Up to that point, the blackout in the Super Dome was the part of the broadcast I found most entertaining. I needed a break from Phil Simms. (Does ANY NFL fan like Phil Simms? What’s he doing broadcasting the championship anyway? All I can say for him is that he’s marginally better than Chris Collinsworth.) Watching the CBS crew scramble was the best play up to that point. I live in Indianapolis, so my Facebook and Twitter instantly lit up with “Well, at least Lucas Oil Stadium pays their light bill,” “Our Super Bowl had electricity. For the whole game.” and “This year’s Indy 500 will be well lit.” “Ray Lewis killed the lights” and variations on that theme popped up quite a bit. The whole situation was an amusing diversion.
I still have a Jim Harbaugh jersey from his time as the QB for the Indianapolis Colts. I guess I would have preferred to see him win. (According to their brother-in-law, my beloved Hoosiers’ coach Tom Crean, the Harbaugh brothers are crazy-competitive, so I worry about their relationship now!) But Baltimore’s team includes a player from my high school, so it was nice to see a hometown kid get a Super Bowl ring.
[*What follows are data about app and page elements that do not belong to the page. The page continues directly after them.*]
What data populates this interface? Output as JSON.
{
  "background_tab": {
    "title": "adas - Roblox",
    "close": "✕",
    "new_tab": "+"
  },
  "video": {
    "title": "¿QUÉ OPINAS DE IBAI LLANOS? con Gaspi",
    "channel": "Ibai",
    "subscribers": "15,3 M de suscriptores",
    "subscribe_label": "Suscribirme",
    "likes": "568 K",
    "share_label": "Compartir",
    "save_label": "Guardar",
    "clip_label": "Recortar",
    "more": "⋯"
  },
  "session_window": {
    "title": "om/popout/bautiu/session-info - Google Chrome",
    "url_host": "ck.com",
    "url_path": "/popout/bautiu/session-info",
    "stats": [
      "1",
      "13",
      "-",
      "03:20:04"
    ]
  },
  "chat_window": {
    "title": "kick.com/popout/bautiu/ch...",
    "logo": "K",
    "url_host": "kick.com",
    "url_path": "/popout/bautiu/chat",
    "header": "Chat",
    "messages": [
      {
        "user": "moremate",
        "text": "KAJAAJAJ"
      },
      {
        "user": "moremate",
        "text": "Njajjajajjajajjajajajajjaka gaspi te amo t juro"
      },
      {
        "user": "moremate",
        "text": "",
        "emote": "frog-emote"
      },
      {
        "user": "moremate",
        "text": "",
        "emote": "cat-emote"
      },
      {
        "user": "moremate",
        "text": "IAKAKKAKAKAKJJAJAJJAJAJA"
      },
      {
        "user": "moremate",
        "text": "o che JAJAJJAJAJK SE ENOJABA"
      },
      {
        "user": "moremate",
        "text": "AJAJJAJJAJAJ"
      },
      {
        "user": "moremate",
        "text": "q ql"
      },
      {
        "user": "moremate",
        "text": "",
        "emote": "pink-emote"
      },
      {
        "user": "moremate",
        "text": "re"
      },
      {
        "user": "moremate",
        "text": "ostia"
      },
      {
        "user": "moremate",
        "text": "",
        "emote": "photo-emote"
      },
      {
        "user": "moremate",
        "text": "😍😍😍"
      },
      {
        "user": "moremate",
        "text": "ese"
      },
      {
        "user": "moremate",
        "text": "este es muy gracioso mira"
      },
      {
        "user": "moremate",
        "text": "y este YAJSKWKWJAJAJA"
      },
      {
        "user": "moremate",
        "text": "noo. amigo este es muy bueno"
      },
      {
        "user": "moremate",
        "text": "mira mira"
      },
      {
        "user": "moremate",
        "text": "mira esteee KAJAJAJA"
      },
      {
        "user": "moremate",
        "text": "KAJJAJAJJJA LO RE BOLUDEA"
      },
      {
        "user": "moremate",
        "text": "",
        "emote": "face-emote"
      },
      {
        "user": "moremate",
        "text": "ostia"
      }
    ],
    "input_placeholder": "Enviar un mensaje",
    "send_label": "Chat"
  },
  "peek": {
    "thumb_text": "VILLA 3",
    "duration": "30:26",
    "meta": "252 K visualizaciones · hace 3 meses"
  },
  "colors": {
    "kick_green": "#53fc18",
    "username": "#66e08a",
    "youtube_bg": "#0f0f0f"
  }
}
Unfortunately, Baltimore also includes Ray Lewis. I feel the same about his winning a championship as I would if OJ Simpson had won one after he was found innocent of murder. And Lewis’ Bible-thumping, God-loves-me-best speeches seem to have no effect on his on-field ethics, but I’m sure he’ll feel quite justified now. As one of my minister-friends put it: “Positive outcomes do not validate bad theology. In other words, The fact that the Ravens won doesnít PROVE anything. Just because Ray Lewis says God is on his side and his side won the game, doesn’t mean that God is on his side.” But he’ll retire now, on top, sure that his “journey” proves he’s been right about all the decisions he’s made. Even though some of those decisions involved a double-murder.
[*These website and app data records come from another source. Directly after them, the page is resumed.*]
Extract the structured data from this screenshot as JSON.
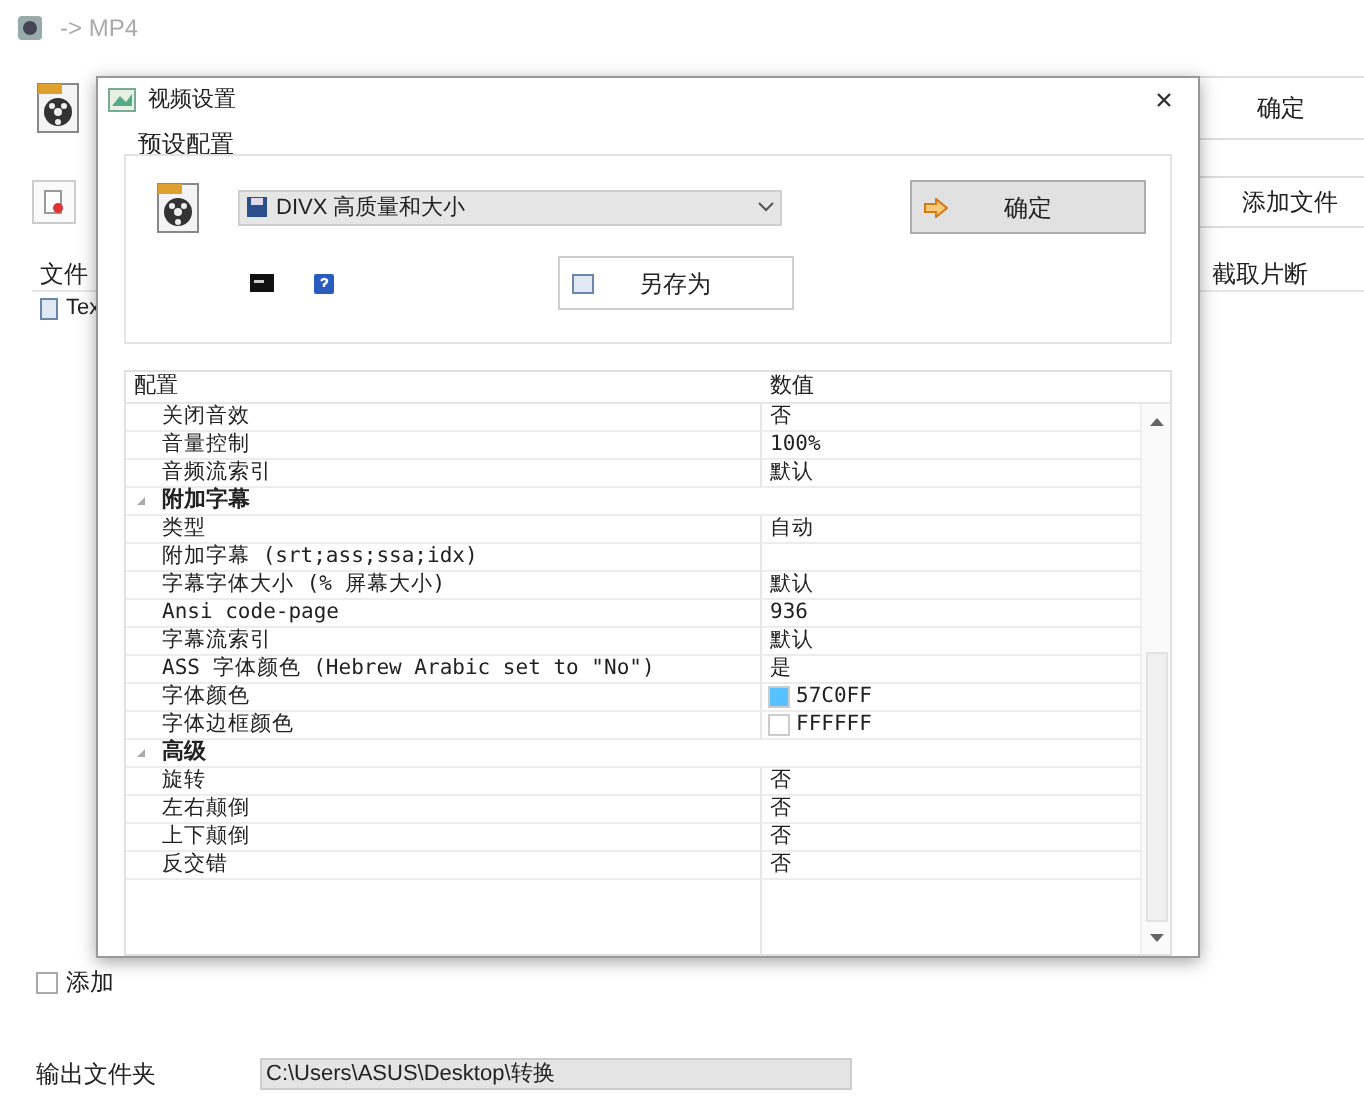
{
  "main_window": {
    "title": "-> MP4",
    "ok_button": "确定",
    "add_file_button": "添加文件",
    "columns": [
      "文件",
      "截取片断"
    ],
    "files": [
      {
        "name": "Tex"
      }
    ],
    "checkbox": {
      "label": "添加",
      "checked": false
    },
    "output_folder": {
      "label": "输出文件夹",
      "value": "C:\\Users\\ASUS\\Desktop\\转换"
    }
  },
  "dialog": {
    "title": "视频设置",
    "preset_group": {
      "label": "预设配置",
      "preset": "DIVX 高质量和大小",
      "ok_button": "确定",
      "save_as_button": "另存为"
    },
    "grid": {
      "columns": [
        "配置",
        "数值"
      ],
      "rows": [
        {
          "kind": "item",
          "name": "关闭音效",
          "value": "否"
        },
        {
          "kind": "item",
          "name": "音量控制",
          "value": "100%"
        },
        {
          "kind": "item",
          "name": "音频流索引",
          "value": "默认"
        },
        {
          "kind": "group",
          "name": "附加字幕",
          "expanded": true
        },
        {
          "kind": "item",
          "name": "类型",
          "value": "自动"
        },
        {
          "kind": "item",
          "name": "附加字幕 (srt;ass;ssa;idx)"
        },
        {
          "kind": "item",
          "name": "字幕字体大小 (% 屏幕大小)",
          "value": "默认"
        },
        {
          "kind": "item",
          "name": "Ansi code-page",
          "value": "936"
        },
        {
          "kind": "item",
          "name": "字幕流索引",
          "value": "默认"
        },
        {
          "kind": "item",
          "name": "ASS 字体颜色 (Hebrew Arabic set to \"No\")",
          "value": "是"
        },
        {
          "kind": "swatch",
          "name": "字体颜色",
          "value": "57C0FF",
          "color": "#57c0ff"
        },
        {
          "kind": "swatch",
          "name": "字体边框颜色",
          "value": "FFFFFF",
          "color": "#ffffff"
        },
        {
          "kind": "group",
          "name": "高级",
          "expanded": true
        },
        {
          "kind": "item",
          "name": "旋转",
          "value": "否"
        },
        {
          "kind": "item",
          "name": "左右颠倒",
          "value": "否"
        },
        {
          "kind": "item",
          "name": "上下颠倒",
          "value": "否"
        },
        {
          "kind": "item",
          "name": "反交错",
          "value": "否"
        }
      ]
    }
  }
}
I avoided #52’s tearful farewells (and Joe Flacco’s f-bomb) by flipping the channel the moment the score was final. Then I watched the episode of “Downton Abbey” I had DVR’d. It was the best entertainment of the night.